Anyone who enjoys a few drinks knows all about alcohol’s snooze-inducing effect. This makes a nightcap the perfect way to drift off to a good night’s sleep, right? Maybe not. A number of studies have looked at the link between alcohol and sleep; one of the most recent examples was published in Alcoholism: Clinical & Experimental Research. The study discovered consuming alcohol before bed made participants fall asleep faster, but it also had an arousal effect on part of the brain, leading to disrupted snoozing. Restless sleep is just as bad as lack of sleep, so it’s best to avoid relying on booze.
5. Worst: Thinking about falling asleep

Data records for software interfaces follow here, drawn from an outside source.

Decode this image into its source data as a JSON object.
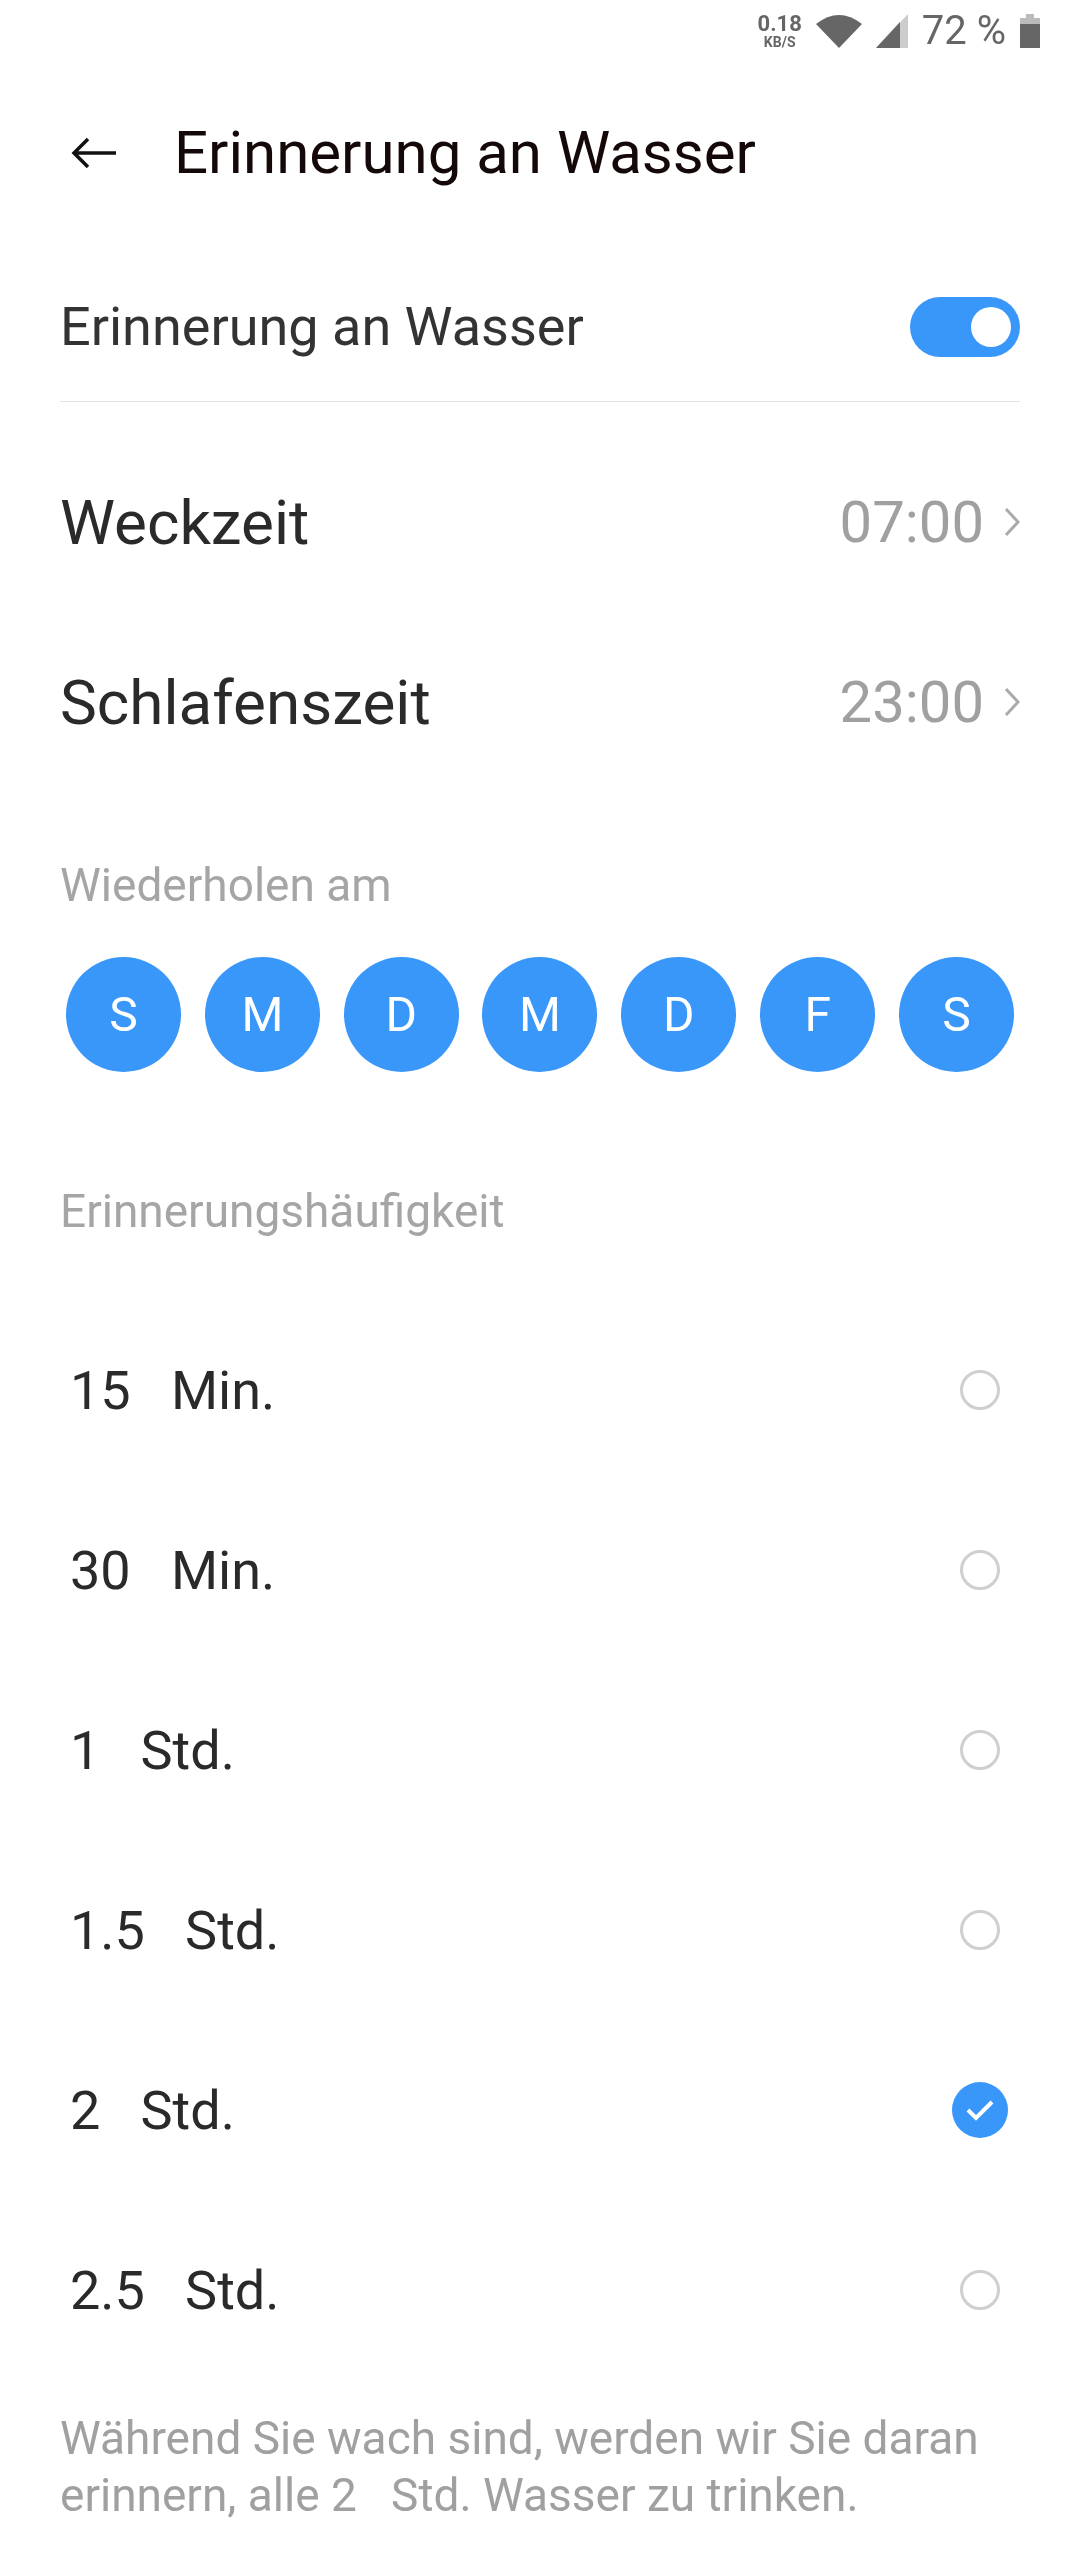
{
  "status_bar": {
    "speed": "0.18",
    "speed_unit": "KB/S",
    "battery": "72 %"
  },
  "header": {
    "title": "Erinnerung an Wasser"
  },
  "reminder": {
    "label": "Erinnerung an Wasser",
    "on": true
  },
  "times": [
    {
      "label": "Weckzeit",
      "value": "07:00"
    },
    {
      "label": "Schlafenszeit",
      "value": "23:00"
    }
  ],
  "repeat": {
    "heading": "Wiederholen am",
    "days": [
      {
        "label": "S",
        "selected": true
      },
      {
        "label": "M",
        "selected": true
      },
      {
        "label": "D",
        "selected": true
      },
      {
        "label": "M",
        "selected": true
      },
      {
        "label": "D",
        "selected": true
      },
      {
        "label": "F",
        "selected": true
      },
      {
        "label": "S",
        "selected": true
      }
    ]
  },
  "frequency": {
    "heading": "Erinnerungshäufigkeit",
    "options": [
      {
        "label": "15   Min.",
        "selected": false
      },
      {
        "label": "30   Min.",
        "selected": false
      },
      {
        "label": "1   Std.",
        "selected": false
      },
      {
        "label": "1.5   Std.",
        "selected": false
      },
      {
        "label": "2   Std.",
        "selected": true
      },
      {
        "label": "2.5   Std.",
        "selected": false
      }
    ]
  },
  "footer": "Während Sie wach sind, werden wir Sie daran erinnern, alle 2   Std. Wasser zu trinken."
}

People who feel stressed or anxious often have difficulty catching Zs, and it’s even worse if you’re concerned with sleep itself. The more you obsess about how you aren’t falling asleep, the worse the problem becomes because you’ll just get worked up. Suddenly, you’re more awake than you were the rest of the day. If you find yourself in this situation, getting out of bed is probably the best way to go. Find some sort of soothing activity to calm you down. Try reading something dull or assembling a puzzle. The more boring the activity, the better.
6. Best: Turn down the heat
Now for what you should do, starting with temperature. A toasty bedroom can help you nod off, but the same temperature after a few hours isn’t going to be nearly as helpful. Dr. Rachel Salas, a neurologist, tells Men’s Health the ideal temperature typically falls somewhere between 65 and 69 degrees Fahrenheit. While that may seem on the chilly side, your core temperature drops when you sleep. If you feel comfortable when you doze off, you’ll likely wake up sweaty in a few hours. You’ll probably have to adjust the temperature a bit until you find the ideal setting.
7. Best: Be consistent
Keeping a consistent schedule is a pretty easy tip to normalize your sleep cycle. Unfortunately, few people actually follow through. A great TV show might sail past your usual bedtime and there’s always the temptation to sleep in hours past your regular waking time on the weekend. Frequently altering the time you turn out the lights as well as the time you get out of bed makes it nearly impossible to settle into a rhythm. According to BBC Science, these changes especially disrupt our deepest, most restful sleep. If you really want to snooze a bit longer on the weekends, keep it to no later than 90 minutes past your typical wake time.
8. Best: Design your bedroom for sleep
Though the bedroom of your dreams might include a 50-inch TV, keeping such forms of entertainment in the place where you sleep isn’t a good idea. It’s too tempting to stay up late watching shows. The same goes for computers and other electronics. Keeping your bedroom designated as a sleeping zone will help you separate from all these stimuli, reminding you and your body it’s time to hit the hay.
And keep in mind, your room should be a sleep-only zone for you, not you and your pet. Having Mr. Tibbles walk all over you as you’re trying to drift off isn’t going to be very helpful, so your bed should be off limits. If your dog or cat can’t stand to be away, set up a pet bed in the corner.
9. Best: Keep naps short
Supplementing your regular nighttime sleep with a nap here or there is only going to be a useful strategy if you do it the right way. For the most part, they need to be on the short side. A study published in Current Opinion in Pulmonary Medicine found naps ranging from 10 to 30 minutes can make you feel more awake and promote alertness. Anything much longer than a half hour, on the other hand, can make you feel even more tired and can disrupt your nighttime sleep.
10. Best: Eat right
Eating a balanced diet can help you maintain your weight, reduce cravings, and help improve the quality of your sleep. Everyday Health explains sticking to healthy foods, including those rich in B vitamins and complex carbohydrates, will help you doze off while foods with too much sugar or caffeine will make you feel buzzed. Need some ideas? Try cherries, salmon, or tea.